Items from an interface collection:

►

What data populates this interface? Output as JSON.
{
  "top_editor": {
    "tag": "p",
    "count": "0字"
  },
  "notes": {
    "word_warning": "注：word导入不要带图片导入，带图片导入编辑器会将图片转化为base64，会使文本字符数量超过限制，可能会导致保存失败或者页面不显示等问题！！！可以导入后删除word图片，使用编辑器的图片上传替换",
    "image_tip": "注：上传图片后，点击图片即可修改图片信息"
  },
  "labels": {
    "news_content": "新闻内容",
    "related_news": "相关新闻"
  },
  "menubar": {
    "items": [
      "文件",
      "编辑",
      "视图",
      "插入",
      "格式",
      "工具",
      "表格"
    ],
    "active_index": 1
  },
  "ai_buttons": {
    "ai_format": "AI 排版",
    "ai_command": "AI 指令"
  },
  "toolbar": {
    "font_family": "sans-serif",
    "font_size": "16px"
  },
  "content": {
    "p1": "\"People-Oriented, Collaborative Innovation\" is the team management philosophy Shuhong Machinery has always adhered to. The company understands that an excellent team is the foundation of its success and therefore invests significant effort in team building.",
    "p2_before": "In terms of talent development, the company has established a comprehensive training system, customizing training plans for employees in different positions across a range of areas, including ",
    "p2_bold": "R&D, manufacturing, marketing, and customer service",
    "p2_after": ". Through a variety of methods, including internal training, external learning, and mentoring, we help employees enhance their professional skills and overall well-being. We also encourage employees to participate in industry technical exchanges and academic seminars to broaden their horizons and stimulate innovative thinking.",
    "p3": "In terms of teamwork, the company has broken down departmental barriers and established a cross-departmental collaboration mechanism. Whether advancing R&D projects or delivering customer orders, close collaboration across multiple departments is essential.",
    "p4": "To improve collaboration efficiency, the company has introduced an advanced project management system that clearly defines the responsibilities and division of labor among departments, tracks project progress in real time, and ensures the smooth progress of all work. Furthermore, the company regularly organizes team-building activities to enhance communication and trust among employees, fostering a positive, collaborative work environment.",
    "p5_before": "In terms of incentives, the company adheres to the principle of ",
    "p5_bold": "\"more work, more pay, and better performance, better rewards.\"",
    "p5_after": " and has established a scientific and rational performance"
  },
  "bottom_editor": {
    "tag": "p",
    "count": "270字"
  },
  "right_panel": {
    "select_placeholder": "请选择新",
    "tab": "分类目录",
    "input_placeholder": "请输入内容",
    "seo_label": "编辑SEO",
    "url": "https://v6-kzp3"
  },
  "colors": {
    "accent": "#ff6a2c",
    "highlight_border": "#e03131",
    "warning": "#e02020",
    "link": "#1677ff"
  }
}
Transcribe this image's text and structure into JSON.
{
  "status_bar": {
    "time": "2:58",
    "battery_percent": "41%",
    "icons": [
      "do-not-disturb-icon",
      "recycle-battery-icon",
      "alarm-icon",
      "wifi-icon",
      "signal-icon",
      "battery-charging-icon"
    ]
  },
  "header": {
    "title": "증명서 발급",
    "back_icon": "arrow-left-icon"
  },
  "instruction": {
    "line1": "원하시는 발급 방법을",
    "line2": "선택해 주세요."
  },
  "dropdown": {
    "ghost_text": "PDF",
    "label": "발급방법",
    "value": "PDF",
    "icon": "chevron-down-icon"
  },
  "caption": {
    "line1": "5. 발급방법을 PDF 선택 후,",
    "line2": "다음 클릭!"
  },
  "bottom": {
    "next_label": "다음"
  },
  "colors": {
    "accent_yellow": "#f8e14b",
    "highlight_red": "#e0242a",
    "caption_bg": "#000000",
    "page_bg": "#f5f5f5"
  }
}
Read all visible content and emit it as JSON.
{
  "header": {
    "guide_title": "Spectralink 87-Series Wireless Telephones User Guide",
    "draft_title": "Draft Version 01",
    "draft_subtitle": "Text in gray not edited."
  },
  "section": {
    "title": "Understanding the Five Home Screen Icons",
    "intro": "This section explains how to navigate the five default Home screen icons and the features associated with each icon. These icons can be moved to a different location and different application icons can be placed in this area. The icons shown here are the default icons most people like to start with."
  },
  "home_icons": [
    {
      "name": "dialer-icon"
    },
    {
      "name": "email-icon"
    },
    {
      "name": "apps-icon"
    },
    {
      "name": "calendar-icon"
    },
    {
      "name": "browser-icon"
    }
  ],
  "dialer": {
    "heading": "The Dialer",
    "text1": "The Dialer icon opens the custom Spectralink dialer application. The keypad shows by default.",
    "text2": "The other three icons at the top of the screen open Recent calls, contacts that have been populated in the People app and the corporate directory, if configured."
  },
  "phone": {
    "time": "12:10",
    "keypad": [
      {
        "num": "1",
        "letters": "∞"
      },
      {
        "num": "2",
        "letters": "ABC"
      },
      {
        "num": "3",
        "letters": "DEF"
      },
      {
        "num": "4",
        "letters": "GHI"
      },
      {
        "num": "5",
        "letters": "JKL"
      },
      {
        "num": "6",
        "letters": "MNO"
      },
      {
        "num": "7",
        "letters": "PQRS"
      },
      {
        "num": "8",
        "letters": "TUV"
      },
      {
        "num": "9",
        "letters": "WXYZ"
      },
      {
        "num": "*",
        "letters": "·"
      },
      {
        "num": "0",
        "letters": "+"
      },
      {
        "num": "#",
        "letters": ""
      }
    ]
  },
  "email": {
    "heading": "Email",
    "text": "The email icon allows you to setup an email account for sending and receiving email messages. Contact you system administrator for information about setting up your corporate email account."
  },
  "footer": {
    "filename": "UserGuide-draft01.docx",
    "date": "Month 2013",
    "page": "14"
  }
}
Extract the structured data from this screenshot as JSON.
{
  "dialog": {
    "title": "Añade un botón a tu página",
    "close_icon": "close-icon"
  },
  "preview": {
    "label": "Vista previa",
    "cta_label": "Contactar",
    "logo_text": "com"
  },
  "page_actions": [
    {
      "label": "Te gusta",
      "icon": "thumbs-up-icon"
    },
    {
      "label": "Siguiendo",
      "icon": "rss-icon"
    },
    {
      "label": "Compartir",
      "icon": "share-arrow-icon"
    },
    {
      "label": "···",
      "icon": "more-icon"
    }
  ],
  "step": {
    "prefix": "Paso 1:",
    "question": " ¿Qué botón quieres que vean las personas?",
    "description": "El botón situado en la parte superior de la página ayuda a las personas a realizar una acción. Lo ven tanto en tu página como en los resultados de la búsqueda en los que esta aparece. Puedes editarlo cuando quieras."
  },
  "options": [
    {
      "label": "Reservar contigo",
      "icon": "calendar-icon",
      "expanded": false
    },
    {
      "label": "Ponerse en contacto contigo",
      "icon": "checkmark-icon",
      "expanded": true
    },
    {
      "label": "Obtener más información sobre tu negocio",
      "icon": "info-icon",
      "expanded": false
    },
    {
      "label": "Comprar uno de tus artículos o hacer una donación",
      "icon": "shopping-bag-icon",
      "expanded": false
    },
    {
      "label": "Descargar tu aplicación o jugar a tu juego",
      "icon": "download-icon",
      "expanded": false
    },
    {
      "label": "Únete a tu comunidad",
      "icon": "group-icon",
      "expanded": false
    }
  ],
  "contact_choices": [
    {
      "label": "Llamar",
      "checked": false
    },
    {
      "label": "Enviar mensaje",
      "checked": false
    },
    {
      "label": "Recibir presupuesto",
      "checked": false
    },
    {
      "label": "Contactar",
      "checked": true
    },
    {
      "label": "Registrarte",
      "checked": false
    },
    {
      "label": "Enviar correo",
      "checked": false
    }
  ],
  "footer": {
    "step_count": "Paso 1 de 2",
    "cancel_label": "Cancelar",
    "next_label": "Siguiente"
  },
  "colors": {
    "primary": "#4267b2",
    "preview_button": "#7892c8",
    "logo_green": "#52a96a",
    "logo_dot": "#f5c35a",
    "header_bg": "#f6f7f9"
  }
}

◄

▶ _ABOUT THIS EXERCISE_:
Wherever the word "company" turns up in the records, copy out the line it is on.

▶ _ANSWER FOR THIS EXERCISE_:
    "p1": "\"People-Oriented, Collaborative Innovation\" is the team management philosophy Shuhong Machinery has always adhered to. The company understands that an excellent team is the foundation of its success and therefore invests significant effort in team building.",
    "p2_before": "In terms of talent development, the company has established a comprehensive training system, customizing training plans for employees in different positions across a range of areas, including ",
    "p3": "In terms of teamwork, the company has broken down departmental barriers and established a cross-departmental collaboration mechanism. Whether advancing R&D projects or delivering customer orders, close collaboration across multiple departments is essential.",
    "p4": "To improve collaboration efficiency, the company has introduced an advanced project management system that clearly defines the responsibilities and division of labor among departments, tracks project progress in real time, and ensures the smooth progress of all work. Furthermore, the company regularly organizes team-building activities to enhance communication and trust among employees, fostering a positive, collaborative work environment.",
    "p5_before": "In terms of incentives, the company adheres to the principle of ",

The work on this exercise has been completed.